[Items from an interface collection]
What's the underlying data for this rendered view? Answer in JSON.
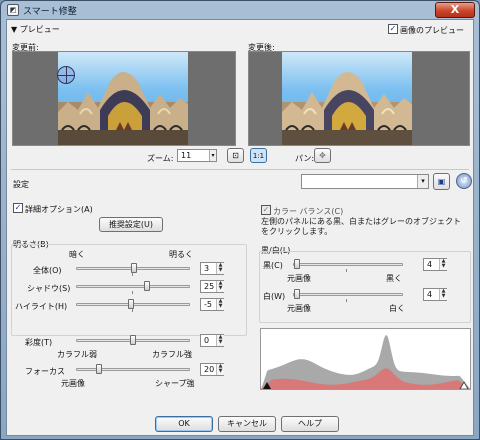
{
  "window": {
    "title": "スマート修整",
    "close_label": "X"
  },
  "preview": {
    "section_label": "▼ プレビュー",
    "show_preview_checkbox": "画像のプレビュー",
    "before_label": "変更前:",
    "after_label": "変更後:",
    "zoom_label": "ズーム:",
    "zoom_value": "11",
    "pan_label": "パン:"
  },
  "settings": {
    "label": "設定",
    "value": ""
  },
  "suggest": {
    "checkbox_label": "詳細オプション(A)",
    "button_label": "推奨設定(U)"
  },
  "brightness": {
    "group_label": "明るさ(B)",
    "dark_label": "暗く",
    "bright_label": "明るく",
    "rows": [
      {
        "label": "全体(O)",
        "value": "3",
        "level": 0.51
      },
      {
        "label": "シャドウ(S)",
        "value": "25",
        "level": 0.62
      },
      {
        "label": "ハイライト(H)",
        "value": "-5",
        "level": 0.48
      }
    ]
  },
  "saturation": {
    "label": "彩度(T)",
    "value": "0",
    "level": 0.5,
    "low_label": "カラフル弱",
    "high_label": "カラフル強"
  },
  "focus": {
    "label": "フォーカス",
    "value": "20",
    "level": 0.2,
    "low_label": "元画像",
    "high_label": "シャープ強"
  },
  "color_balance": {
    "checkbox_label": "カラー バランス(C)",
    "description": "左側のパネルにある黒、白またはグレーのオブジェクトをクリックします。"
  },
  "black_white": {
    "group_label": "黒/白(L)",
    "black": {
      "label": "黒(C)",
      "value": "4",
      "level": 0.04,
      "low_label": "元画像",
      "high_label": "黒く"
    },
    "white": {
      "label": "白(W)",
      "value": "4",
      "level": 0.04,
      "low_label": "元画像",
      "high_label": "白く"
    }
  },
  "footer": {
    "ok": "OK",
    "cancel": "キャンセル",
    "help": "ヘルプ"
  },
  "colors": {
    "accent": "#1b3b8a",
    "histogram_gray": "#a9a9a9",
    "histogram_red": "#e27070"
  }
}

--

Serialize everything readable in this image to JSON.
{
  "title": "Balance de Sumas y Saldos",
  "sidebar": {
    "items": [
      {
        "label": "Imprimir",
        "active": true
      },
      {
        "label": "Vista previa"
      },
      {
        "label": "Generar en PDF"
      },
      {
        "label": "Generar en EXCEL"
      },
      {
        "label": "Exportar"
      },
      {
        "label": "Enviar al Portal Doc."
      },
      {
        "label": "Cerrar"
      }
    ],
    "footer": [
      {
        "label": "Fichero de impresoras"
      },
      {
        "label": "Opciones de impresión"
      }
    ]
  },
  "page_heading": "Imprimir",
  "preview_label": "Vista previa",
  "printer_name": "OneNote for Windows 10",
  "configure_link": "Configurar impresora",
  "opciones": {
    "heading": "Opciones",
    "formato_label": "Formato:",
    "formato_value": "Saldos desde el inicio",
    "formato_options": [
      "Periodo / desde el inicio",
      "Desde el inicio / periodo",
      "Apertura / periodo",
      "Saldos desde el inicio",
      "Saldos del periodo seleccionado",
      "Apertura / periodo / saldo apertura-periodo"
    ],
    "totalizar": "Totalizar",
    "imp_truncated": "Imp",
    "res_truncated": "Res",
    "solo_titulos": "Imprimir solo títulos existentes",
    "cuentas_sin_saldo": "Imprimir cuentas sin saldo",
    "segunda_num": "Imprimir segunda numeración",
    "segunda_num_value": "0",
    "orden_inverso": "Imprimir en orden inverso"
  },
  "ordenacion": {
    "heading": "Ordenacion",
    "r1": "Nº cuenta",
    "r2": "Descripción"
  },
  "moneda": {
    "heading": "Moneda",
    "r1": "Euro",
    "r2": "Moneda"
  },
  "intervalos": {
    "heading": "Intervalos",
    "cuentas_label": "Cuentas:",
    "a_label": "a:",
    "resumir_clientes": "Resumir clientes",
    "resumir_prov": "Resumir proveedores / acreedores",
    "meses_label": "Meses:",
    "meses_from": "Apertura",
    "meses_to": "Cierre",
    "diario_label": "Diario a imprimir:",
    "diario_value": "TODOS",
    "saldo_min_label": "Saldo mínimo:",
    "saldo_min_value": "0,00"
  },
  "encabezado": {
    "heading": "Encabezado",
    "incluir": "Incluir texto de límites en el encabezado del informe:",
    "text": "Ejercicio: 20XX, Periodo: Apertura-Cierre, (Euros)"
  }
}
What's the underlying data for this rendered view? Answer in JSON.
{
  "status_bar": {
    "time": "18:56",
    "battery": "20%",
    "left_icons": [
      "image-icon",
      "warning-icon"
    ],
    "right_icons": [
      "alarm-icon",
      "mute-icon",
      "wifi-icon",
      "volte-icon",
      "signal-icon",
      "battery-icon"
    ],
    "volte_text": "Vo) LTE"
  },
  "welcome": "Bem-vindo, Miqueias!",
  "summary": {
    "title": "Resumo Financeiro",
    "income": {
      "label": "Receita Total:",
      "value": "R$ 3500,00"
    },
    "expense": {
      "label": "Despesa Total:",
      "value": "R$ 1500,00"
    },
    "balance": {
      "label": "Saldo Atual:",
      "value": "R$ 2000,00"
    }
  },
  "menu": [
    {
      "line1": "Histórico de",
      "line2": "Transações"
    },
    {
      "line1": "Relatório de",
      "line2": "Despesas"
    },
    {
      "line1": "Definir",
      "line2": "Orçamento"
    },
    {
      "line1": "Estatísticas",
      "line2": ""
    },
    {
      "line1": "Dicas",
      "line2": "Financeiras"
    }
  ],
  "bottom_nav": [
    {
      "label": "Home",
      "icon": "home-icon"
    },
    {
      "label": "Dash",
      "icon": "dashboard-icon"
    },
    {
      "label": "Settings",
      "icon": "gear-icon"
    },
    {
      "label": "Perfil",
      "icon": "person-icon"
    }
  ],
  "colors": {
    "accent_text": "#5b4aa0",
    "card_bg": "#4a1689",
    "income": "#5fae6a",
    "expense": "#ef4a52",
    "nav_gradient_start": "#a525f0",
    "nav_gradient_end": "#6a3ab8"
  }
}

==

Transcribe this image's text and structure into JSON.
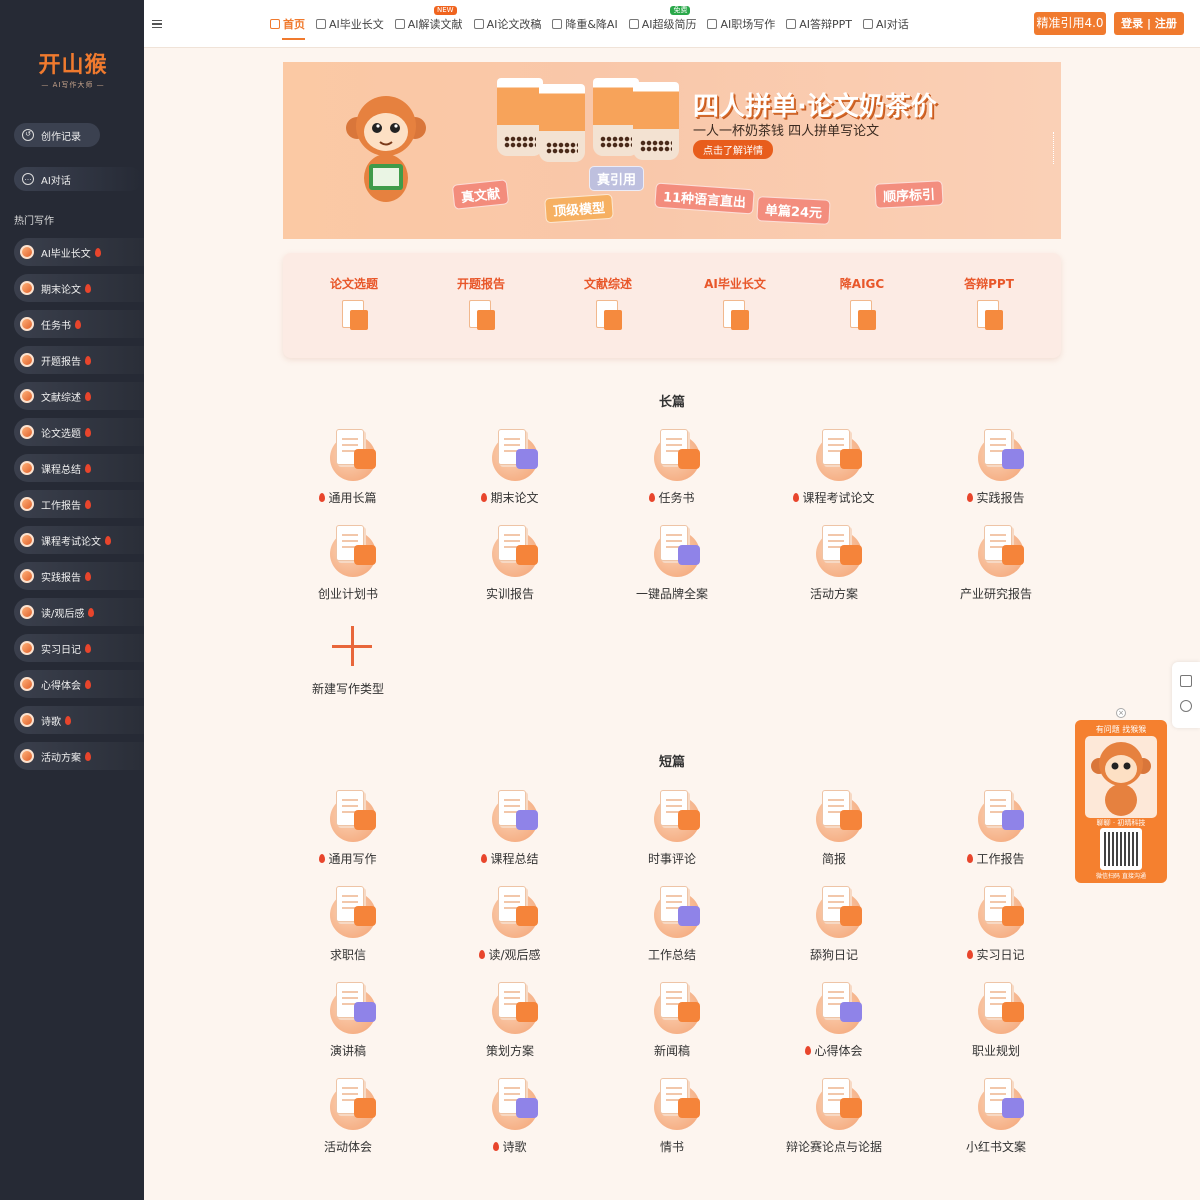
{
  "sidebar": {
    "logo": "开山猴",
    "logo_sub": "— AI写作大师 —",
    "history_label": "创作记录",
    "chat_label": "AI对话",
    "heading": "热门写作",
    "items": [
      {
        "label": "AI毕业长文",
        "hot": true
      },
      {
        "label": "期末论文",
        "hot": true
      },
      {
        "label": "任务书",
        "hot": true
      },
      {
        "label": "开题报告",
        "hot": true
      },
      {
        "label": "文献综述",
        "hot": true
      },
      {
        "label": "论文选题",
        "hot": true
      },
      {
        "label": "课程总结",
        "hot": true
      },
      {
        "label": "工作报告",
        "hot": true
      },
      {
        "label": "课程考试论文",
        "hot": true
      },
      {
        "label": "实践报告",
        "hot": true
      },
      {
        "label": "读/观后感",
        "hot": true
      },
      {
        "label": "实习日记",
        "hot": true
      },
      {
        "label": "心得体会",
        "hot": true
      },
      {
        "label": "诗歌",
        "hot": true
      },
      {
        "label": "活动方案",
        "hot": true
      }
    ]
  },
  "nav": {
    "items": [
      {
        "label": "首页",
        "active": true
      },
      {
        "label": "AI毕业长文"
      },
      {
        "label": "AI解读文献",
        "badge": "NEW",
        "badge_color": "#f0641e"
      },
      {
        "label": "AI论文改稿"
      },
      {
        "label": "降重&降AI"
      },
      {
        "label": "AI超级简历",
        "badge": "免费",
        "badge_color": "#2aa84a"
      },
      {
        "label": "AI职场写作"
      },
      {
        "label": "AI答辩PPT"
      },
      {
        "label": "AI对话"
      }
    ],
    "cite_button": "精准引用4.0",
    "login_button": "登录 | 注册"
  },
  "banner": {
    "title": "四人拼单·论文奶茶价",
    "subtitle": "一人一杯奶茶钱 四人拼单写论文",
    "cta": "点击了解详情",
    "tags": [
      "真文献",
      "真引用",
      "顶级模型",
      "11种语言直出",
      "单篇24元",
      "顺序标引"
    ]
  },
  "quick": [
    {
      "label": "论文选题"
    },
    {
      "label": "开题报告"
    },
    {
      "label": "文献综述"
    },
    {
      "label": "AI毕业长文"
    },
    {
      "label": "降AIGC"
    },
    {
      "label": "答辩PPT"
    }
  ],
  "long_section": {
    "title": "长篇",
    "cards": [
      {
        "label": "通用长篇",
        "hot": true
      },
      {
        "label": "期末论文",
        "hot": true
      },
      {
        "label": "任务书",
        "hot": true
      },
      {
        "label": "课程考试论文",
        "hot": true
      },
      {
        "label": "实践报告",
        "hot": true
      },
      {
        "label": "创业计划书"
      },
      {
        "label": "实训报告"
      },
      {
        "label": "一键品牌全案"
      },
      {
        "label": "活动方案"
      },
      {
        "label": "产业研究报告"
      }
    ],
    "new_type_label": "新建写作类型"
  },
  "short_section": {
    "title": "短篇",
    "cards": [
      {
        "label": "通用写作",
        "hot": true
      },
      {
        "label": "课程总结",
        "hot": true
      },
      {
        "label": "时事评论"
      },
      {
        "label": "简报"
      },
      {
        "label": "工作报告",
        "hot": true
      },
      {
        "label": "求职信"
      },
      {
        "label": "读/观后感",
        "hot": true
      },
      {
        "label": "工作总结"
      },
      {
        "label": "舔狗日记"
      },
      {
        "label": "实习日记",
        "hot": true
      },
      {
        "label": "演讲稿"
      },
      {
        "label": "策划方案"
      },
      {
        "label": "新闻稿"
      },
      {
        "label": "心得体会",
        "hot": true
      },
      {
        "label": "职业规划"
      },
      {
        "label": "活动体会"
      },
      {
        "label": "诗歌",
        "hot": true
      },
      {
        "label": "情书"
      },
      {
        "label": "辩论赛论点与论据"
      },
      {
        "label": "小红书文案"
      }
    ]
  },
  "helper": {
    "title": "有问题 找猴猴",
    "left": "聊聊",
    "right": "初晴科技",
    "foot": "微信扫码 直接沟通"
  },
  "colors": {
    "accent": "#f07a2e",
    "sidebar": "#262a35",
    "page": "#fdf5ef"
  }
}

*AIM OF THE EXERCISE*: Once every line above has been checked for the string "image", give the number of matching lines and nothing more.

*SOLUTION BELOW*: 3